Sunday, June 19, 2011

When Times Are Gettin' Dark

Growing up in the country has a long list of advantages.  I mean, how many of you can smell cow manure and immediately think, "Mmmmm.  Smells like home!"  You couldn't convince me it was an advantage to live in the country when I was about twelve.  I decided to peddle Grit newspapers as a way to earn extra cash.  Riding 5-6 miles round trip on my bike to peddle less than 25 papers wasn't the easiest thing I ever did.  A friend of mine who lived in town could find 25 customers within a block or two, but...I lived in the country!

Living in the country meant quiet nights with chirping crickets in the summer time.  It meant windows open with cool night breezes blowing across the bed.  It meant the fresh scent of sweet corn growing a few feet outside my window.  It meant fresh fruit and vegetables all summer, the tenderest beef I ever had anywhere (literally) and family gatherings with watermelons and homemade ice cream.

Occasionally, though, it meant dark times.  Being far from streetlights can make you forget just how dark a night can be.  Like the night I heart a strange sound that seemed to be just outside my bedroom window.  No moon was shining that night and, try as I might, I couldn't see what was making the noise I heard.  What it sounded like was someone pushing our rototiller around.  I ran that little tractor and I knew well the sounds of those wheels turning.  What sounded like the wheels spinning slowing around their hub was, every few seconds, accentuated by a sudden "CLANK".  I happened to know that a couple of blades were off the 'tiller and laying near it; we took them off frequently to narrow the cutting width so we could till between vegetable rows.  It sounded like someone was rolling the 'tiller away and picking up the blades to take with them.  "We have a robber right outside my window," I thought.  I was scared!
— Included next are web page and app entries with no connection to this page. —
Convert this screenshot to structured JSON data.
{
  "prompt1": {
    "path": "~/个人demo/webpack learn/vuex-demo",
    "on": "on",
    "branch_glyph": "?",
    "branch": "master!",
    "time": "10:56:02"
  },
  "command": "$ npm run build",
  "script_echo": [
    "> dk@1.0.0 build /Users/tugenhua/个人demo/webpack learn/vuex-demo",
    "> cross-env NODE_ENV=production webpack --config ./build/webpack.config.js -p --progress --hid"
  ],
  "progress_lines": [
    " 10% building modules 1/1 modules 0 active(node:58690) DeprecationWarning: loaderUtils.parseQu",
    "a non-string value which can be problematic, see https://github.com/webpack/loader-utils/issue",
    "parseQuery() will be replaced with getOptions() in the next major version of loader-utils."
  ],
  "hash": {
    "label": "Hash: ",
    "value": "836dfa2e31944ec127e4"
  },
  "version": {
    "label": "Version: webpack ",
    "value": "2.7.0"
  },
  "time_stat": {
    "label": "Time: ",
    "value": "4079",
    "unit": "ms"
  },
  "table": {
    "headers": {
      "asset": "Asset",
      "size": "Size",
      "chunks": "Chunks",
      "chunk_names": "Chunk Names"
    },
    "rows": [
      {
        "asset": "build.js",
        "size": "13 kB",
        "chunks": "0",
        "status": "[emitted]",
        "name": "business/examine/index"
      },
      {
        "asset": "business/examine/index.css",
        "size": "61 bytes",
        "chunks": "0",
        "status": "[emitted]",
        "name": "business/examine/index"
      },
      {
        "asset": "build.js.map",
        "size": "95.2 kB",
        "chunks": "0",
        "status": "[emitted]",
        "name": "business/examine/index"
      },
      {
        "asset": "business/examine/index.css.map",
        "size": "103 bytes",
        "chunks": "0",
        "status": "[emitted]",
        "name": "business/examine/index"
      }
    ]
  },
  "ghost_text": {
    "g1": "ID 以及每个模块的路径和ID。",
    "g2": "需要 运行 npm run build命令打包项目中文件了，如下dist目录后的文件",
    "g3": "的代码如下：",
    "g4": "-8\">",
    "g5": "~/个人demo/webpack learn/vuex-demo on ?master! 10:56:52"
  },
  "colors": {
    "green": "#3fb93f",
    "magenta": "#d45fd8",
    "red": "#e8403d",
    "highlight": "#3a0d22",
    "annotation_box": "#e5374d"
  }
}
I slipped out of my room and stepped down the hall to my parents bedroom.  "Dad, I keep hearing a noise and I think someone is trying to steal the rototiller," I said anxiously.  He got up and led me back to my room.  Quietly he stood and listened.  I nervously stood behind him.  Finally, he walked to the window and raised it completely; I was ready to bolt!

Dad took the empty frozen orange juice can that we used to prop up the window and said, "Here's your thief."  Inside was a little hardshell bug that had flown down into the can and couldn't get out.  It would fly around the perimeter of the can a few times (sounding amazingly like rototiller wheels!) and, frustrated, make a fast dash trying to break out through the side of the can: "CLANK!"

I have lived about a half century since that night and never forgot it.  I knew where to turn when times were gettin' dark.  I would that every kid had a dad whose strength and unconditional love would see them through childhood and prepare them to face the dark times that inevitably cloud life.  On this Father's Day I pause to gratefully remember my own dad.  This is my 22nd Father's Day without him, but he left me a lifetime of memories to cherish.

Happy Father's Day!


Cathy said...

I don't remember ever hearing that story! Neat!

C. Beth said...

That is a great story! I can't believe it's been that long since he passed away. He'd be honored by this.